“Our hope is that as a unified force we can put this event behind us and continue to serve the city of Northampton with the professionalism and honor we pride ourselves on,” Wallace said.

Investigation’s beginnings

Savino and Keating came under scrutiny in September after possible improprieties in Keating’s payroll records were revealed, city officials have said. Sienkiewicz launched an internal investigation and notified the Northwestern district attorney’s office, which turned the matter over to Mastroianni’s office.

On Sept. 20, Savino and Keating were both placed on administrative leave with pay while the investigation continued.

According to the mayor’s office, Sienkiewicz was notified in writing Friday that the investigation had been completed and that Mastrioanni had recommended an “administrative resolution” rather than criminal charges.
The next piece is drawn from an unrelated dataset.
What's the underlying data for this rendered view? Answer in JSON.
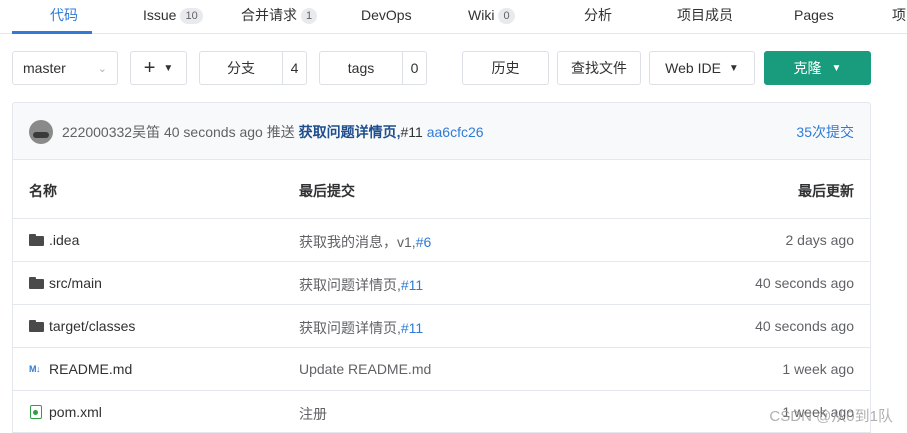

Narkewicz said he’s thankful the investigation has been closed and the community and the department can move forward.

“I continue to have full faith and confidence in Chief Sienkiewicz and in the men and women of the Northampton Police Department to protect and serve the residents of our community.”

What is also not included in the mayor’s statement is any addressing of the list of complaints aired by the International Brotherhood of Police Officers Local 390, representing patrol officers, in a letter it delivered to Narkewicz in October.

The letter accused Sienkiewicz of trying to “squash” the investigation, of downplaying Savino’s involvement and leveling the majority of the blame for the financial wrongdoing at Keating.

The union also alleged Savino and Keating were involved in a well known and inappropriate relationship that may have violated a code of ethics and internal department policies that all employees agree to abide by when they are hired.

A few days after that letter went public, the union that represents Northampton’s police sergeants, IBPO Local 390-S, released its own letter, saying it could not support the stance taken by the patrol officers union.

The sergeants said there was no conspiracy between Sienkiewicz and supervisors of the department. In their letter, they said that when they asked Wallace if any supervisors had spoken out in favor of minimizing the investigation, he told them he could not identify any.

“By issuing a blanket statement that used the word ‘supervisors’ in the plural form, IBPO 390 has now besmirched the reputation of every supervisor of this department by use of an inaccurate statement,” the sergeants wrote.

The sergeants also said their members did not have any “direct view” of conduct related to an alleged inappropriate relationship between Savino and Keating, as the patrol union stated.

Savino joined the force in 1986, was named sergeant in 1997, promoted to lieutenant in 2007, and named captain in 2011, when he took over for Patenaude.

Bob Dunn can be reached at bdunn@gazettenet.com.